** Records follows **

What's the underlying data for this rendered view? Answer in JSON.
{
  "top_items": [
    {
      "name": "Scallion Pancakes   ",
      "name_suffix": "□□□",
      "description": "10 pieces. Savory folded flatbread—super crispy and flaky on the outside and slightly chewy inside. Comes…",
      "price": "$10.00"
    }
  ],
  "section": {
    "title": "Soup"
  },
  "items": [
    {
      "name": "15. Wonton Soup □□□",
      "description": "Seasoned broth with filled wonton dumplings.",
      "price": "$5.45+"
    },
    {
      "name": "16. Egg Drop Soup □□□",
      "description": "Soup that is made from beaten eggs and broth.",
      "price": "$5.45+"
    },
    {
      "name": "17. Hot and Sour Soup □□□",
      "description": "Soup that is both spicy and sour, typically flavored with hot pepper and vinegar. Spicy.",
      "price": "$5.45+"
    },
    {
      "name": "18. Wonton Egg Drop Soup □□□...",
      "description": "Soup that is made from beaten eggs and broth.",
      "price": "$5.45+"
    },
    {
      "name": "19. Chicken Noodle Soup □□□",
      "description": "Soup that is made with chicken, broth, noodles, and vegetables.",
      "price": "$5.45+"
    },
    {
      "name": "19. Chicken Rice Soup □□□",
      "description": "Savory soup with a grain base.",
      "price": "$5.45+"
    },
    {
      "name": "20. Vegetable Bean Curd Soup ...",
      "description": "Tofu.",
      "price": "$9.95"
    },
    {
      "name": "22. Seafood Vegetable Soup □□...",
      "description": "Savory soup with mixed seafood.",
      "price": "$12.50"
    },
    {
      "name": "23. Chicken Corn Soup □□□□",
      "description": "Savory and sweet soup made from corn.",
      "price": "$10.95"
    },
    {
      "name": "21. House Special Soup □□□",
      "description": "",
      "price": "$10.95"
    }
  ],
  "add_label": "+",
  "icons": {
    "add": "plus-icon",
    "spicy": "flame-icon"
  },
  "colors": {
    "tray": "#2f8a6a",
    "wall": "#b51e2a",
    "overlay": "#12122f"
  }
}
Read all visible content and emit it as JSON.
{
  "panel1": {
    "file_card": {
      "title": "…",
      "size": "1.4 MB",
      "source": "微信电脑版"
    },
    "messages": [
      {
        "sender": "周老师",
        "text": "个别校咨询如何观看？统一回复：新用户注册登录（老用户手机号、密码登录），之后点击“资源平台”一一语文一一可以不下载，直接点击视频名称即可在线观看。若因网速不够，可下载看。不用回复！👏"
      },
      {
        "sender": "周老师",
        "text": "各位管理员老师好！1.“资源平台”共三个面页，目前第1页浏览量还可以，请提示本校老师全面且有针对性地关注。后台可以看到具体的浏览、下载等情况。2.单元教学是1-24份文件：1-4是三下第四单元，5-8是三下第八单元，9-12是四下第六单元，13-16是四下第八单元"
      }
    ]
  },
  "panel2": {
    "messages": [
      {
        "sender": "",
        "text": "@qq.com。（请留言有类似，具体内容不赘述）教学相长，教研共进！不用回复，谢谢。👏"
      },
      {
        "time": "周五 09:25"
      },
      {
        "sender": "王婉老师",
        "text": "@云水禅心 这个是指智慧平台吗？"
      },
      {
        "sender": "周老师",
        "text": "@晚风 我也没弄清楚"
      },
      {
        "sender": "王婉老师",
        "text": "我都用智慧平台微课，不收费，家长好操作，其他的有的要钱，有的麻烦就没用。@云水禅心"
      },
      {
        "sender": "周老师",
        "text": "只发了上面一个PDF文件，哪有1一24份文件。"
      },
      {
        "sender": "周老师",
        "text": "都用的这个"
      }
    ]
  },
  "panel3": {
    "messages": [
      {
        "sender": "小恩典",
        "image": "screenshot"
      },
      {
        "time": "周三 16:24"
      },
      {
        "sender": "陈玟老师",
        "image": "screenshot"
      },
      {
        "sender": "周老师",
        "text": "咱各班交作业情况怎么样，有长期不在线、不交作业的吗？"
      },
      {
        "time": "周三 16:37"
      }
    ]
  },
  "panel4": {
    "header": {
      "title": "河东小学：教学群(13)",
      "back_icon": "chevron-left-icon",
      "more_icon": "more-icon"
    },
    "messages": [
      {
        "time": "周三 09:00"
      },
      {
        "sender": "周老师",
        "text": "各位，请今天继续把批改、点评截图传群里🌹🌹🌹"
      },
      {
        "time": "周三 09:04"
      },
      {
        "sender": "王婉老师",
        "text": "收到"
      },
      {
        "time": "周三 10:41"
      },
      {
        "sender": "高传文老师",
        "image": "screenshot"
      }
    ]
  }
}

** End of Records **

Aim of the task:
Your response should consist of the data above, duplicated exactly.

Task result:
What's the underlying data for this rendered view? Answer in JSON.
{
  "top_items": [
    {
      "name": "Scallion Pancakes   ",
      "name_suffix": "□□□",
      "description": "10 pieces. Savory folded flatbread—super crispy and flaky on the outside and slightly chewy inside. Comes…",
      "price": "$10.00"
    }
  ],
  "section": {
    "title": "Soup"
  },
  "items": [
    {
      "name": "15. Wonton Soup □□□",
      "description": "Seasoned broth with filled wonton dumplings.",
      "price": "$5.45+"
    },
    {
      "name": "16. Egg Drop Soup □□□",
      "description": "Soup that is made from beaten eggs and broth.",
      "price": "$5.45+"
    },
    {
      "name": "17. Hot and Sour Soup □□□",
      "description": "Soup that is both spicy and sour, typically flavored with hot pepper and vinegar. Spicy.",
      "price": "$5.45+"
    },
    {
      "name": "18. Wonton Egg Drop Soup □□□...",
      "description": "Soup that is made from beaten eggs and broth.",
      "price": "$5.45+"
    },
    {
      "name": "19. Chicken Noodle Soup □□□",
      "description": "Soup that is made with chicken, broth, noodles, and vegetables.",
      "price": "$5.45+"
    },
    {
      "name": "19. Chicken Rice Soup □□□",
      "description": "Savory soup with a grain base.",
      "price": "$5.45+"
    },
    {
      "name": "20. Vegetable Bean Curd Soup ...",
      "description": "Tofu.",
      "price": "$9.95"
    },
    {
      "name": "22. Seafood Vegetable Soup □□...",
      "description": "Savory soup with mixed seafood.",
      "price": "$12.50"
    },
    {
      "name": "23. Chicken Corn Soup □□□□",
      "description": "Savory and sweet soup made from corn.",
      "price": "$10.95"
    },
    {
      "name": "21. House Special Soup □□□",
      "description": "",
      "price": "$10.95"
    }
  ],
  "add_label": "+",
  "icons": {
    "add": "plus-icon",
    "spicy": "flame-icon"
  },
  "colors": {
    "tray": "#2f8a6a",
    "wall": "#b51e2a",
    "overlay": "#12122f"
  }
}
Read all visible content and emit it as JSON.
{
  "panel1": {
    "file_card": {
      "title": "…",
      "size": "1.4 MB",
      "source": "微信电脑版"
    },
    "messages": [
      {
        "sender": "周老师",
        "text": "个别校咨询如何观看？统一回复：新用户注册登录（老用户手机号、密码登录），之后点击“资源平台”一一语文一一可以不下载，直接点击视频名称即可在线观看。若因网速不够，可下载看。不用回复！👏"
      },
      {
        "sender": "周老师",
        "text": "各位管理员老师好！1.“资源平台”共三个面页，目前第1页浏览量还可以，请提示本校老师全面且有针对性地关注。后台可以看到具体的浏览、下载等情况。2.单元教学是1-24份文件：1-4是三下第四单元，5-8是三下第八单元，9-12是四下第六单元，13-16是四下第八单元"
      }
    ]
  },
  "panel2": {
    "messages": [
      {
        "sender": "",
        "text": "@qq.com。（请留言有类似，具体内容不赘述）教学相长，教研共进！不用回复，谢谢。👏"
      },
      {
        "time": "周五 09:25"
      },
      {
        "sender": "王婉老师",
        "text": "@云水禅心 这个是指智慧平台吗？"
      },
      {
        "sender": "周老师",
        "text": "@晚风 我也没弄清楚"
      },
      {
        "sender": "王婉老师",
        "text": "我都用智慧平台微课，不收费，家长好操作，其他的有的要钱，有的麻烦就没用。@云水禅心"
      },
      {
        "sender": "周老师",
        "text": "只发了上面一个PDF文件，哪有1一24份文件。"
      },
      {
        "sender": "周老师",
        "text": "都用的这个"
      }
    ]
  },
  "panel3": {
    "messages": [
      {
        "sender": "小恩典",
        "image": "screenshot"
      },
      {
        "time": "周三 16:24"
      },
      {
        "sender": "陈玟老师",
        "image": "screenshot"
      },
      {
        "sender": "周老师",
        "text": "咱各班交作业情况怎么样，有长期不在线、不交作业的吗？"
      },
      {
        "time": "周三 16:37"
      }
    ]
  },
  "panel4": {
    "header": {
      "title": "河东小学：教学群(13)",
      "back_icon": "chevron-left-icon",
      "more_icon": "more-icon"
    },
    "messages": [
      {
        "time": "周三 09:00"
      },
      {
        "sender": "周老师",
        "text": "各位，请今天继续把批改、点评截图传群里🌹🌹🌹"
      },
      {
        "time": "周三 09:04"
      },
      {
        "sender": "王婉老师",
        "text": "收到"
      },
      {
        "time": "周三 10:41"
      },
      {
        "sender": "高传文老师",
        "image": "screenshot"
      }
    ]
  }
}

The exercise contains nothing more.